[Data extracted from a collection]
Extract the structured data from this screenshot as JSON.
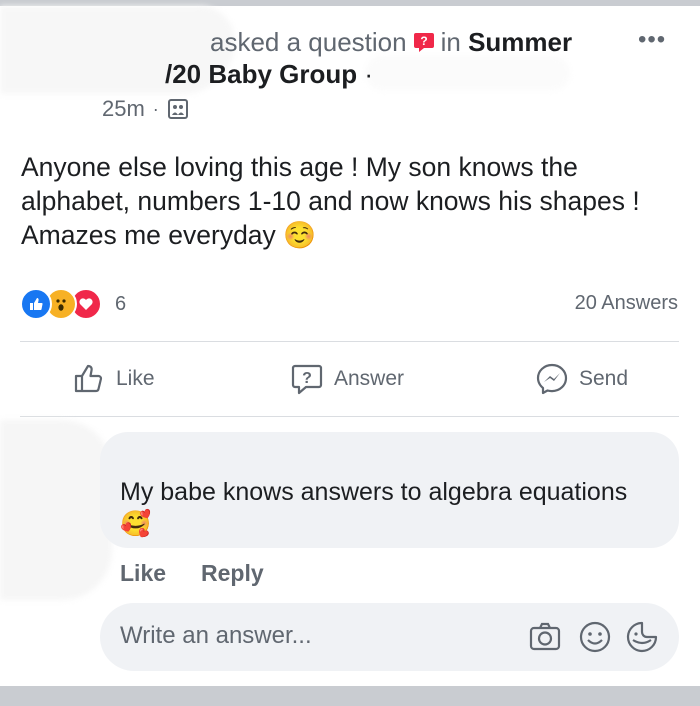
{
  "post": {
    "header": {
      "action_text": "asked a question",
      "in_text": "in",
      "group_name_line1": "Summer",
      "group_name_line2": "/20 Baby Group",
      "separator": "·",
      "more_label": "•••"
    },
    "meta": {
      "time": "25m",
      "separator": "·"
    },
    "body": "Anyone else loving this age ! My son knows the alphabet, numbers 1-10 and now knows his shapes ! Amazes me everyday ☺️",
    "reactions": {
      "count": "6",
      "types": [
        "like-icon",
        "wow-icon",
        "love-icon"
      ]
    },
    "answers_count": "20 Answers"
  },
  "actions": {
    "like": "Like",
    "answer": "Answer",
    "send": "Send"
  },
  "comment": {
    "text": "My babe knows answers to algebra equations 🥰",
    "like": "Like",
    "reply": "Reply"
  },
  "composer": {
    "placeholder": "Write an answer..."
  },
  "colors": {
    "accent": "#1877f2",
    "question_icon": "#f02849",
    "bubble": "#f0f2f5",
    "muted": "#606770"
  }
}
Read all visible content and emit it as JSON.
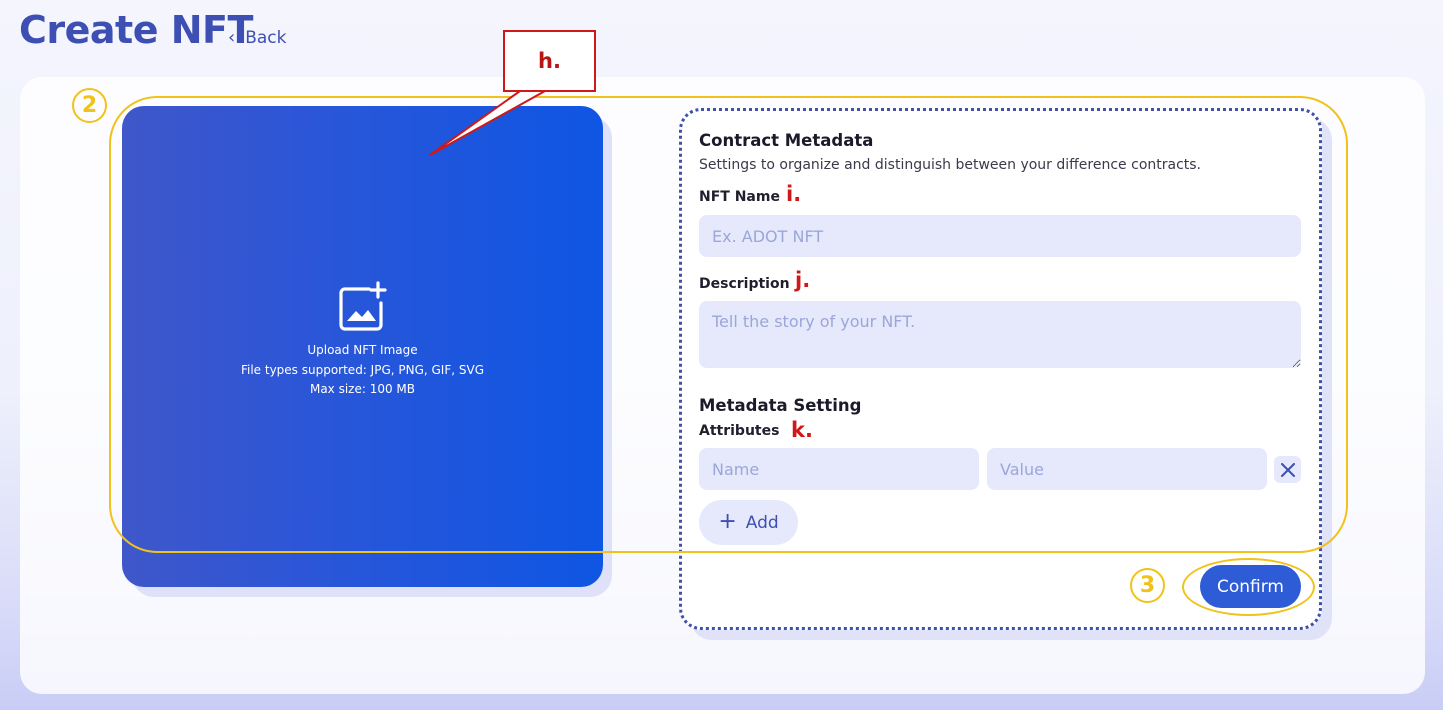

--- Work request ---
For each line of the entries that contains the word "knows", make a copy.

--- Output ---
    "body": "Anyone else loving this age ! My son knows the alphabet, numbers 1-10 and now knows his shapes ! Amazes me everyday ☺️",
    "text": "My babe knows answers to algebra equations 🥰",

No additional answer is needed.